Amphibians are among the most imperiled animals on earth, with almost half of all species declining, and, according to a new UN report, about 40% are now at risk of extinction. Some estimates are that the current rate of amphibian extinctions range anywhere from 211 to over 45,000 times faster than what is considered “normal” in the 300 million years amphibians have existed. The reasons for these extinctions vary, with habitat destruction and the spread of chytrid fungus, as well as other pathogens being major factors. Here in the Great Northern Forests, we are very fortunate in that none of our reptile or amphibian species have gone completely extinct in recent centuries (so far as anybody knows). But there have been extirpations (localized extinctions), and plenty of species are losing numbers and territory. While most of Vermont’s 22 species of frog and salamander remain common, there is good reason to believe we have lost at least one species so far, and it was practically gone before we even knew it existed here.
Boreal Chorus Frogs, which are closely related to Spring Peepers, were never common in Vermont for as long as anybody has been keeping track. In fact, when our partners at the Vermont Reptile and Amphibian Atlas published the first species list for the state, the Boreal Chorus Frog was not included because the curators of the atlas could not find any documentation of the species here. It wasn’t until shortly afterwards that they learned from a biologist named Fred Schueler that they had missed a species. Fred had heard chorus frogs in 5 towns in Franklin and Grand Isle Counties while surveying the distribution of the species around Lake Champlain with his wife, Aleta Karstad, and brother in the 1970s. However, subsequent attempts to locate the Boreal Chorus Frog were only successful in one town, Alburgh, in 1999. Since then, nobody has seen a chorus frog in Vermont (that we know of) and the most recent record we have of the species was from Canadian biologists who reported hearing chorus frogs in a nearby town from across the Quebec border in 2007. I’ve been up there at least a dozen times to look in the past decade, but thus far, to no avail.
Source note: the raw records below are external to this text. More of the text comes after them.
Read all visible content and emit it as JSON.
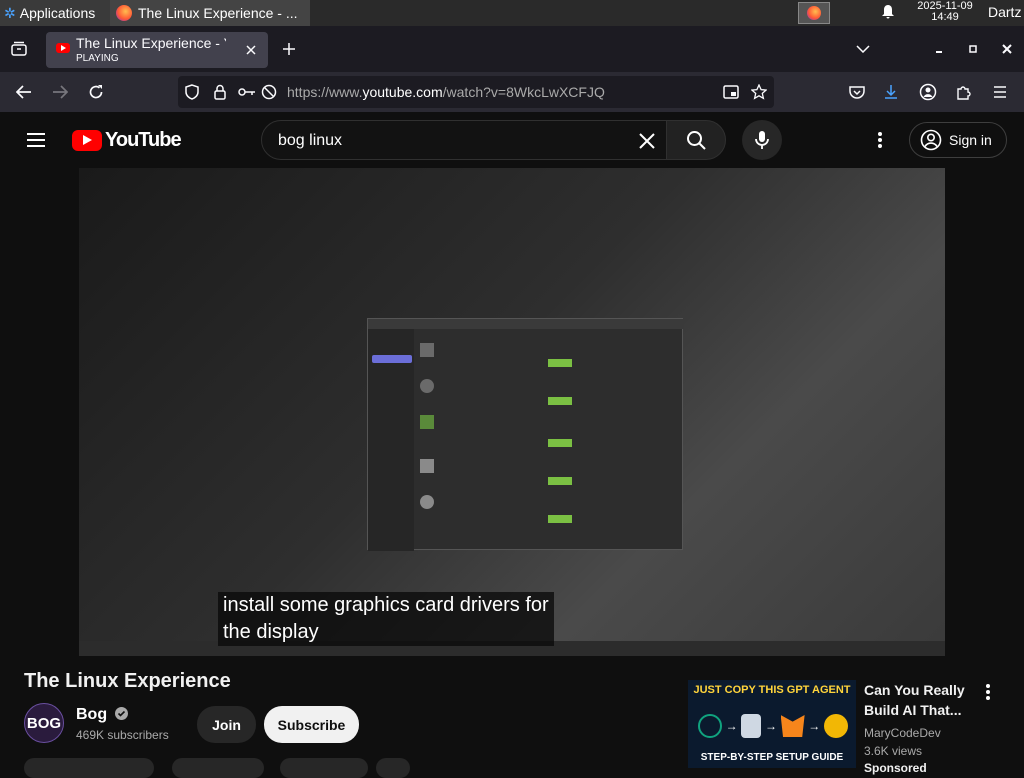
{
  "taskbar": {
    "apps_label": "Applications",
    "window_title": "The Linux Experience - ...",
    "clock_date": "2025-11-09",
    "clock_time": "14:49",
    "user": "Dartz"
  },
  "browser": {
    "tab_title": "The Linux Experience - YouTube",
    "tab_status": "PLAYING",
    "url_prefix": "https://www.",
    "url_domain": "youtube.com",
    "url_path": "/watch?v=8WkcLwXCFJQ"
  },
  "youtube": {
    "logo_text": "YouTube",
    "search_value": "bog linux",
    "signin_label": "Sign in"
  },
  "video": {
    "caption_line1": "install some graphics card drivers for",
    "caption_line2": "the display"
  },
  "meta": {
    "title": "The Linux Experience",
    "channel": "Bog",
    "avatar_text": "BOG",
    "subscribers": "469K subscribers",
    "join_label": "Join",
    "subscribe_label": "Subscribe"
  },
  "recommendation": {
    "thumb_top": "JUST COPY THIS GPT AGENT",
    "thumb_bottom": "STEP-BY-STEP SETUP GUIDE",
    "title": "Can You Really Build AI That...",
    "channel": "MaryCodeDev",
    "views": "3.6K views",
    "sponsored": "Sponsored"
  },
  "colors": {
    "youtube_red": "#ff0000",
    "subscribe_bg": "#f1f1f1",
    "page_bg": "#0f0f0f"
  }
}
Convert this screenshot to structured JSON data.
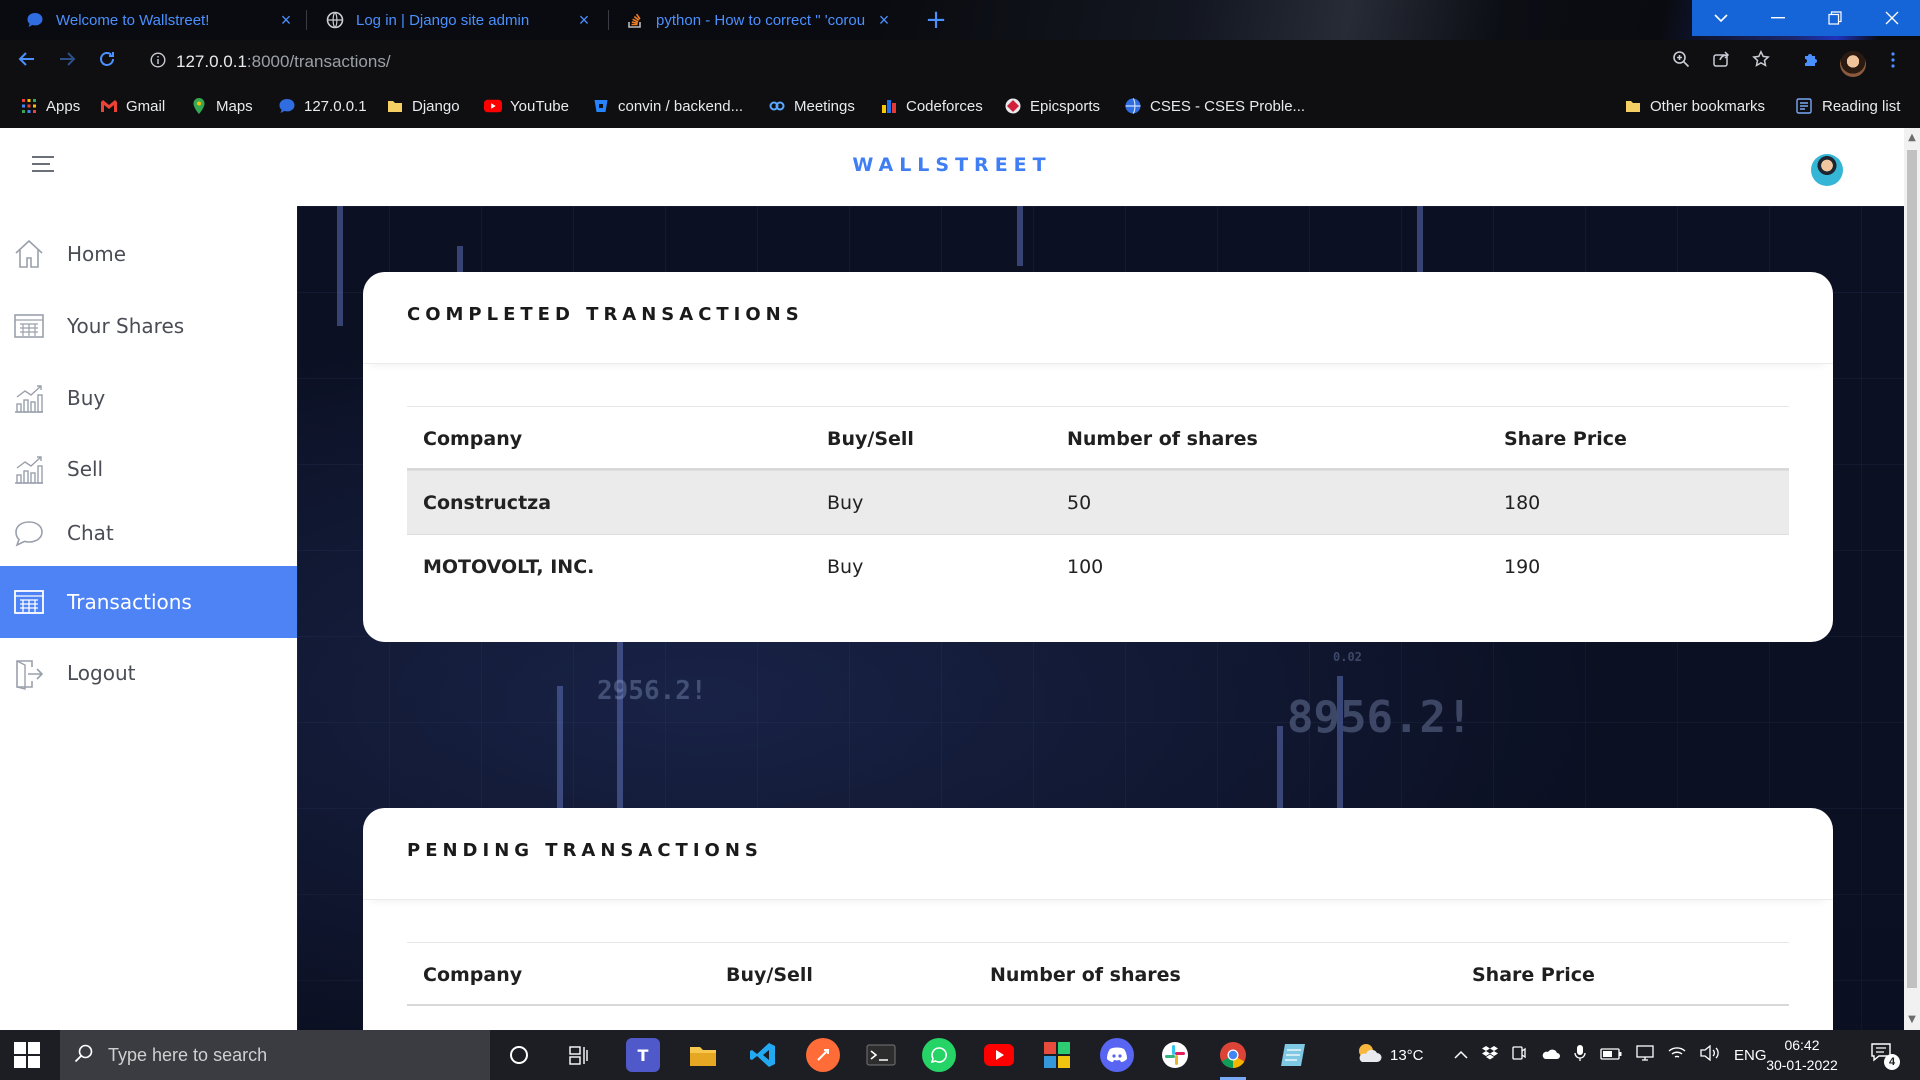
{
  "browser": {
    "tabs": [
      {
        "title": "Welcome to Wallstreet!",
        "icon": "chat-bubble-icon",
        "close": "×"
      },
      {
        "title": "Log in | Django site admin",
        "icon": "globe-icon",
        "close": "×"
      },
      {
        "title": "python - How to correct \" 'corou",
        "icon": "stackoverflow-icon",
        "close": "×"
      }
    ],
    "new_tab": "+",
    "url_host": "127.0.0.1",
    "url_path": ":8000/transactions/",
    "bookmarks": [
      {
        "label": "Apps",
        "icon": "apps-grid-icon"
      },
      {
        "label": "Gmail",
        "icon": "gmail-icon"
      },
      {
        "label": "Maps",
        "icon": "maps-pin-icon"
      },
      {
        "label": "127.0.0.1",
        "icon": "chat-bubble-icon"
      },
      {
        "label": "Django",
        "icon": "folder-icon"
      },
      {
        "label": "YouTube",
        "icon": "youtube-icon"
      },
      {
        "label": "convin / backend...",
        "icon": "bitbucket-icon"
      },
      {
        "label": "Meetings",
        "icon": "meetings-icon"
      },
      {
        "label": "Codeforces",
        "icon": "codeforces-icon"
      },
      {
        "label": "Epicsports",
        "icon": "epicsports-icon"
      },
      {
        "label": "CSES - CSES Proble...",
        "icon": "globe-icon"
      }
    ],
    "other_bookmarks": "Other bookmarks",
    "reading_list": "Reading list"
  },
  "app": {
    "brand": "WALLSTREET",
    "nav": [
      {
        "label": "Home",
        "icon": "home-icon",
        "active": false
      },
      {
        "label": "Your Shares",
        "icon": "table-icon",
        "active": false
      },
      {
        "label": "Buy",
        "icon": "chart-up-icon",
        "active": false
      },
      {
        "label": "Sell",
        "icon": "chart-down-icon",
        "active": false
      },
      {
        "label": "Chat",
        "icon": "chat-icon",
        "active": false
      },
      {
        "label": "Transactions",
        "icon": "table-icon",
        "active": true
      },
      {
        "label": "Logout",
        "icon": "logout-icon",
        "active": false
      }
    ]
  },
  "completed": {
    "title": "COMPLETED TRANSACTIONS",
    "columns": [
      "Company",
      "Buy/Sell",
      "Number of shares",
      "Share Price"
    ],
    "rows": [
      [
        "Constructza",
        "Buy",
        "50",
        "180"
      ],
      [
        "MOTOVOLT, INC.",
        "Buy",
        "100",
        "190"
      ]
    ]
  },
  "pending": {
    "title": "PENDING TRANSACTIONS",
    "columns": [
      "Company",
      "Buy/Sell",
      "Number of shares",
      "Share Price"
    ],
    "rows": []
  },
  "background_numbers": [
    "2956.2!",
    "8956.2!",
    "0.02"
  ],
  "taskbar": {
    "search_placeholder": "Type here to search",
    "temperature": "13°C",
    "language": "ENG",
    "time": "06:42",
    "date": "30-01-2022",
    "notification_count": "4"
  },
  "colors": {
    "accent": "#4d83f5",
    "brand": "#3f7ef3",
    "tab_text": "#4a90ff",
    "window_controls": "#1665d8"
  }
}
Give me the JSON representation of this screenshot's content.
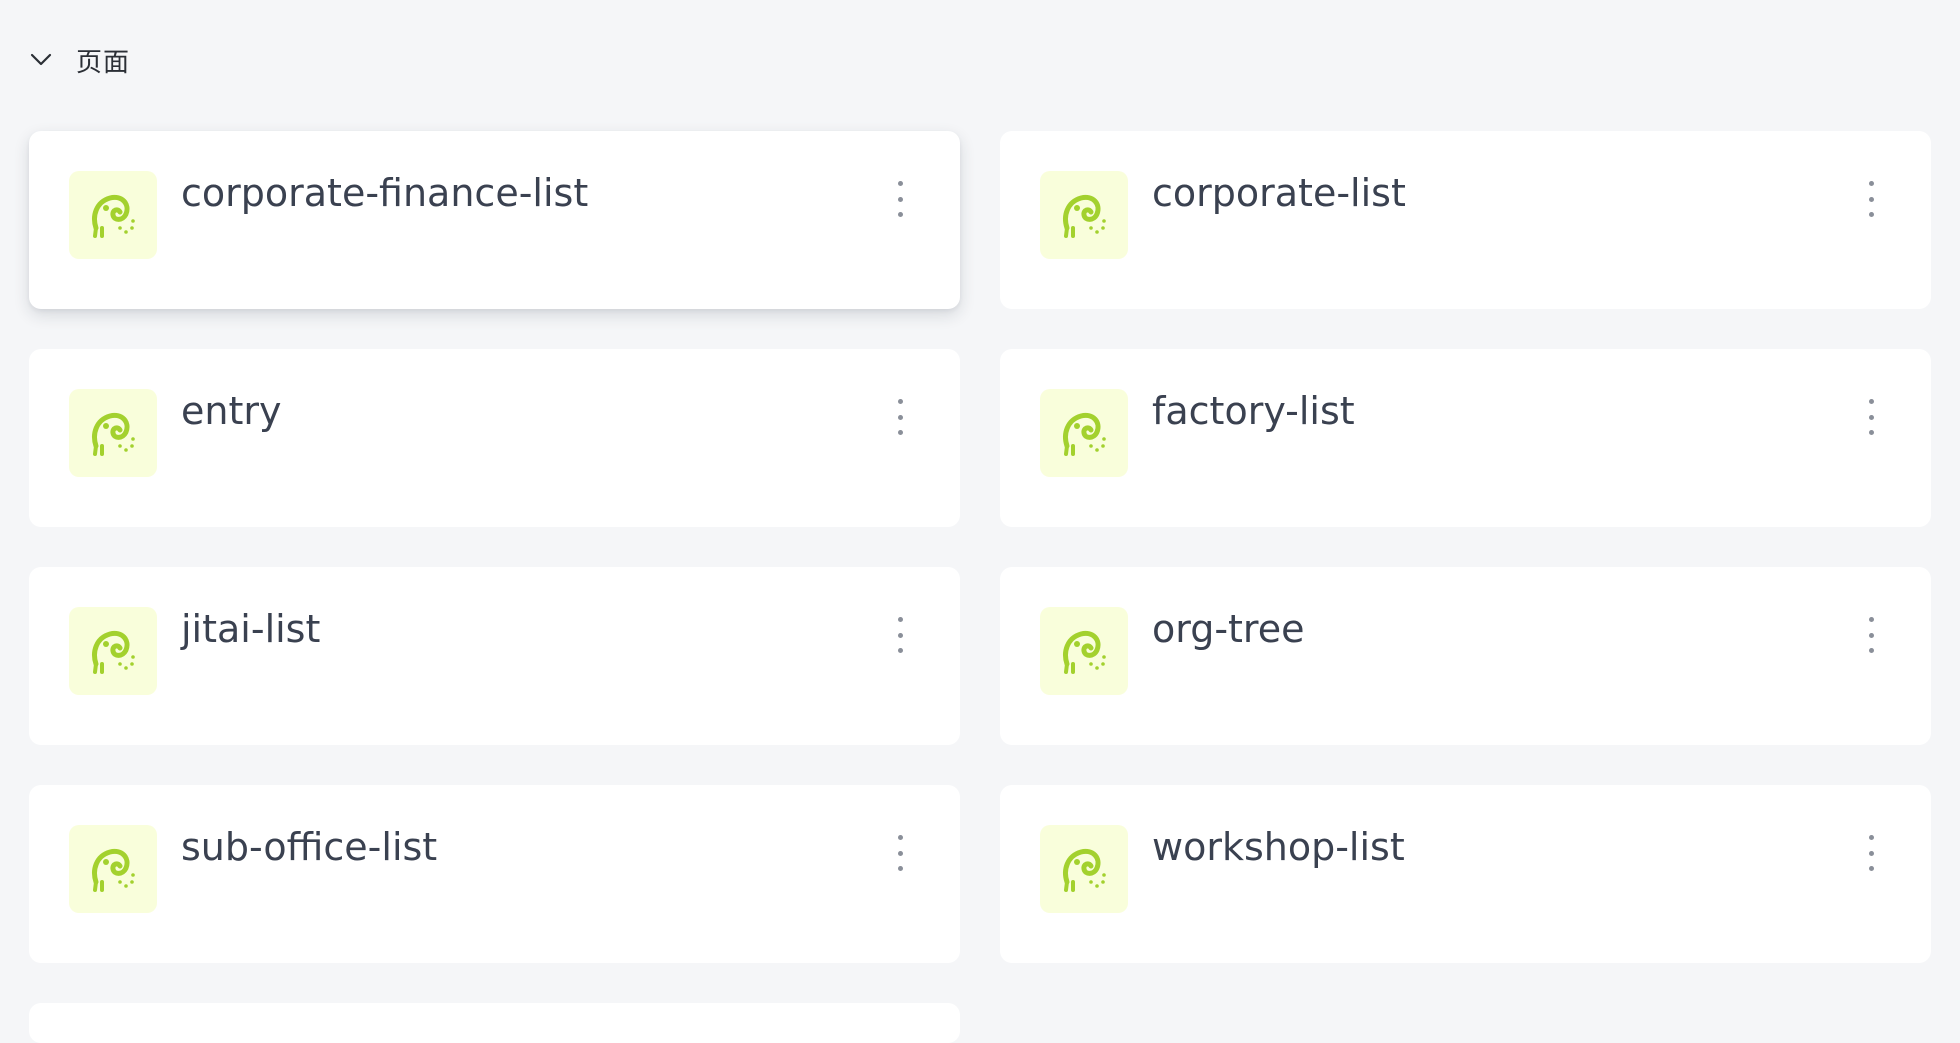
{
  "section": {
    "title": "页面",
    "expanded": true
  },
  "colors": {
    "background": "#f5f6f8",
    "card": "#ffffff",
    "icon_bg": "#f9fedb",
    "icon_fg": "#a3d12e",
    "title_text": "#3a4150"
  },
  "pages": [
    {
      "name": "corporate-finance-list",
      "icon": "chameleon-icon"
    },
    {
      "name": "corporate-list",
      "icon": "chameleon-icon"
    },
    {
      "name": "entry",
      "icon": "chameleon-icon"
    },
    {
      "name": "factory-list",
      "icon": "chameleon-icon"
    },
    {
      "name": "jitai-list",
      "icon": "chameleon-icon"
    },
    {
      "name": "org-tree",
      "icon": "chameleon-icon"
    },
    {
      "name": "sub-office-list",
      "icon": "chameleon-icon"
    },
    {
      "name": "workshop-list",
      "icon": "chameleon-icon"
    }
  ]
}
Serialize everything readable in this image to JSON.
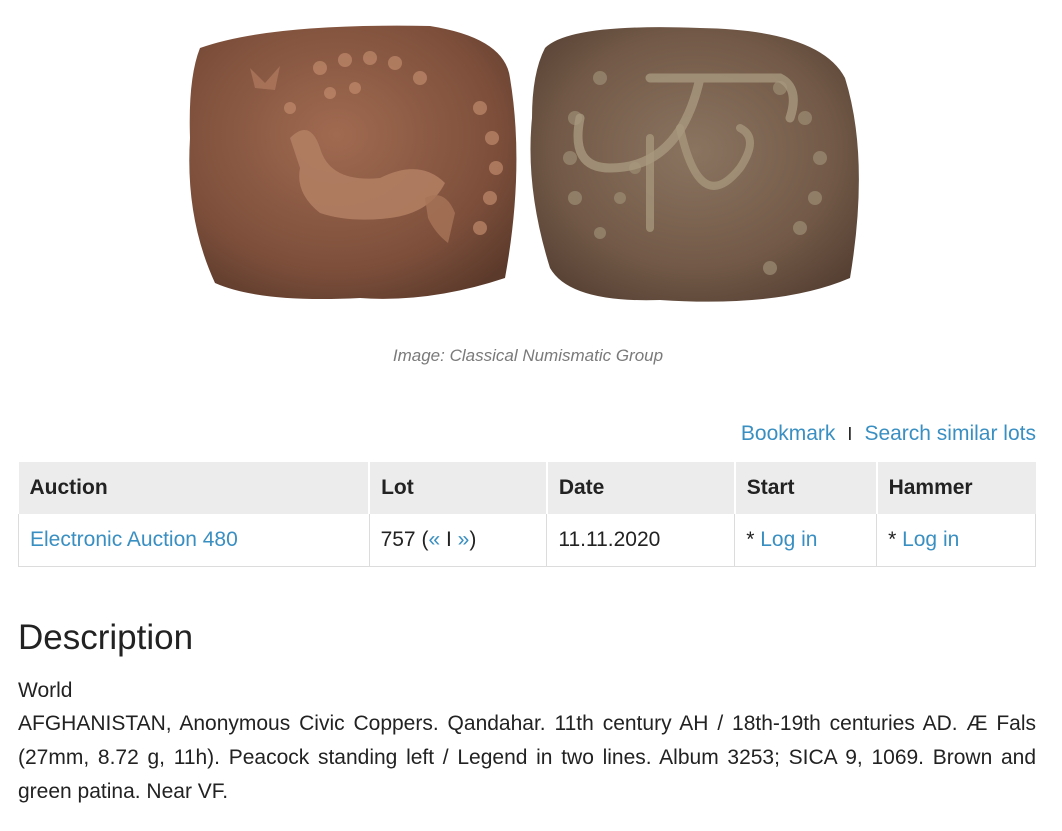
{
  "image": {
    "obverse_icon": "coin-obverse-peacock",
    "reverse_icon": "coin-reverse-legend",
    "caption": "Image: Classical Numismatic Group"
  },
  "actions": {
    "bookmark": "Bookmark",
    "separator": "I",
    "search_similar": "Search similar lots"
  },
  "table": {
    "headers": [
      "Auction",
      "Lot",
      "Date",
      "Start",
      "Hammer"
    ],
    "row": {
      "auction": "Electronic Auction 480",
      "lot_number": "757",
      "lot_open": "(",
      "prev": "«",
      "lot_sep": "I",
      "next": "»",
      "lot_close": ")",
      "date": "11.11.2020",
      "start_prefix": "* ",
      "start_link": "Log in",
      "hammer_prefix": "* ",
      "hammer_link": "Log in"
    }
  },
  "description": {
    "title": "Description",
    "category": "World",
    "text": "AFGHANISTAN, Anonymous Civic Coppers. Qandahar. 11th century AH / 18th-19th centuries AD. Æ Fals (27mm, 8.72 g, 11h). Peacock standing left / Legend in two lines. Album 3253; SICA 9, 1069. Brown and green patina. Near VF."
  },
  "colors": {
    "link": "#3a8fc2",
    "header_bg": "#ececec",
    "coin_copper": "#8a5a44",
    "coin_patina": "#6f7a5c"
  }
}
Vermont isn’t alone in losing that particular species, whose range is quite extensive. Out west, the species can be found from southern New Mexico all the way up to northern British Columbia. On the East Coast, though, their range is quite limited and disjunct from their western counterparts, only occurring north of Lake Erie and extending east up the Saint Lawrence River towards Quebec City. While boreal Chorus Frogs are in decline throughout their range, they have practically vanished from parts of their eastern range.
Since Vermont was on the very edge of that range to begin with it should not come as a great shock if the species is never seen here again. The exact reasons for this decline are not fully understood, but overall the Boreal Chorus Frog appears to be highly prone to site-specific extirpations caused by random events and disturbances, such as droughts. In an ever increasingly fragmented landscape, nearby populations that are able to survive such disturbances cannot recolonize areas where the species was lost, so one by one the eastern populations are just blinking out.
As is true for many species, maintaining and restoring habitat connectivity is absolutely critical to their survival. Even in places such as the Great Northern Forests, the landscape is being developed at an ever increasing rate. In Vermont, for example, we lose an area equivalent to the size of the entire city of Burlington every ten years to development, and that development is spread out across the entire state. As that happens, not only is wildlife habitat shrinking, but patches of good habitat are getting farther away from each other making it more and more challenging for wildlife species such as Boreal Chorus Frogs to maintain viable populations or recolonize lost territory after a disturbance.
While the Boreal Chorus Frog was the first amphibian in Vermont presumed extirpated, others are in decline. Mink Frogs, for example, are widespread in the northeast part of the state, but the edge of their range appears to be receding to the north and in many of the old Mink Frog border towns the species has not been documented in over 25 years. Even common species are at risk. Eastern Newts, which are ubiquitous across much of the landscape, are considered highly susceptible to population collapse if an amphibian pathogen commonly referred to as Bd (Batrachochytrium dendrobatidis) arrives, and experts on the subject consider the arrival of Bd to be a matter of when, not if.
While most people might not have noticed the disappearance of the chorus frog, losing something like the Eastern Newt (who’s bright orange juveniles known as “red efts” are an iconic character in the northern hardwood forests) would certainly turn some heads. The problems facing many amphibians are common among other wildlife species, and habitat fragmentation is a problem on a global scale. Targeted conservation and habitat restoration can do a lot to help maintain connectivity across the landscape, which is why we at the Orianne Society utilize a landscape-focused approach to conservation. In our Great Northern Forests Initiative, we have chosen the Wood Turtle as our flagship species, around which we focus our conservation efforts, but it’s not just about Wood Turtles. Protecting and restoring habitat connectivity within high priority Wood Turtle areas doesn’t just help one species, but all of the reptiles, amphibians, and countless non-herp species they share the landscape. Efforts such as these help ensure the species we still have stand much better chances of remaining a part of the ecosystem for a long time to come.